He took over management of a bankrupt Chrysler under a 2009 bailout deal and has built up Fiat’s stake in the U.S. carmaker cheaply and more quickly than anticipated.
By the end of this year Fiat’s holding will rise to 58.5 percent -- an increase linked to Chrysler developing a Fiat-based fuel-efficient mid-size
But Fiat needs to decide what to do with the rest of Chrysler, a 41.5 percent stake that is owned by VEBA, the United Auto Workers union trust fund. Fiat already has an option to buy 40 percent of that stake, starting in June next year.
After initially planning an IPO to allow VEBA to cash in on its stake, Marchionne now seems to be aiming to buy it.
But if he went for a full takeover of Chrysler, he would need to convince ratings agencies Moody’s and Fitch -- which have already warned they may downgrade Fiat’s debt -- that Fiat’s finances are solid enough.
Marchionne kept his cards close to his chest on Tuesday, saying Fiat had a variety of options on what to do with VEBA. With 18 billion euros of liquidity expected at end-2011, he said Fiat had enough money to buy the stake if it wanted, but added he would not put Fiat’s credit rating at risk to do so.

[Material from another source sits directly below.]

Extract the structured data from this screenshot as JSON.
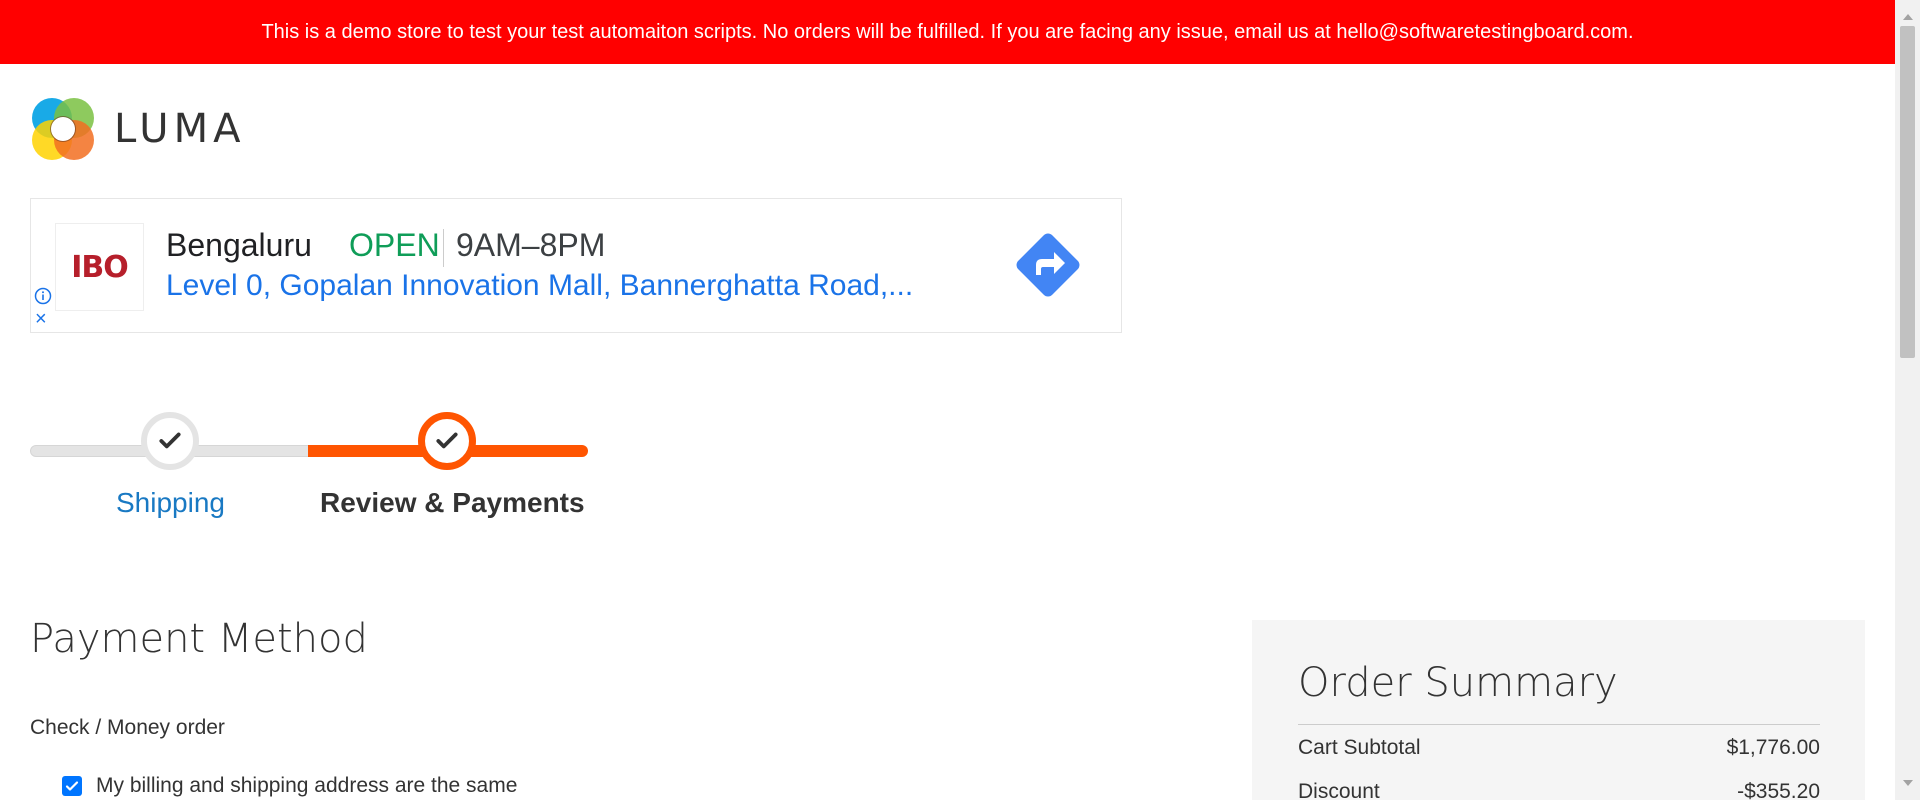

He reiterated that there was a “dichotomy” between the valuation Fiat put on VEBA’s stake -- just over $3 billion -- and the $4.25 billion capped “threshold amount” that was set in 2009 and that VEBA is hoping to cash in.
Expectations that Marchionne would end up buying VEBA’s stake have led to speculation that Fiat might float luxury sports car maker Ferrari, although Marchionne said there was no such project on his desk. He said, however, there were assets he could consider selling.
Fiat, posted second-quarter group trading profit of 525 million euros ($753 million), as strong U.S. and Brazilian sales helped offset a weak European market in a quarter that included profits from Chrysler for the month of June.
That compared with a trading profit of 307 million euros for Fiat alone a year ago and a median analyst forecast in a consensus distributed by Fiat of 485 million euros. Fiat did not release 2010 proforma results for the second quarter alone.
Additional reporting by Deepa Seethamaran in Detroit, Michel Rose, Valentina Za and Steve Jewkes in Milan; Editing by Andrew Callus and Gerald E. McCormick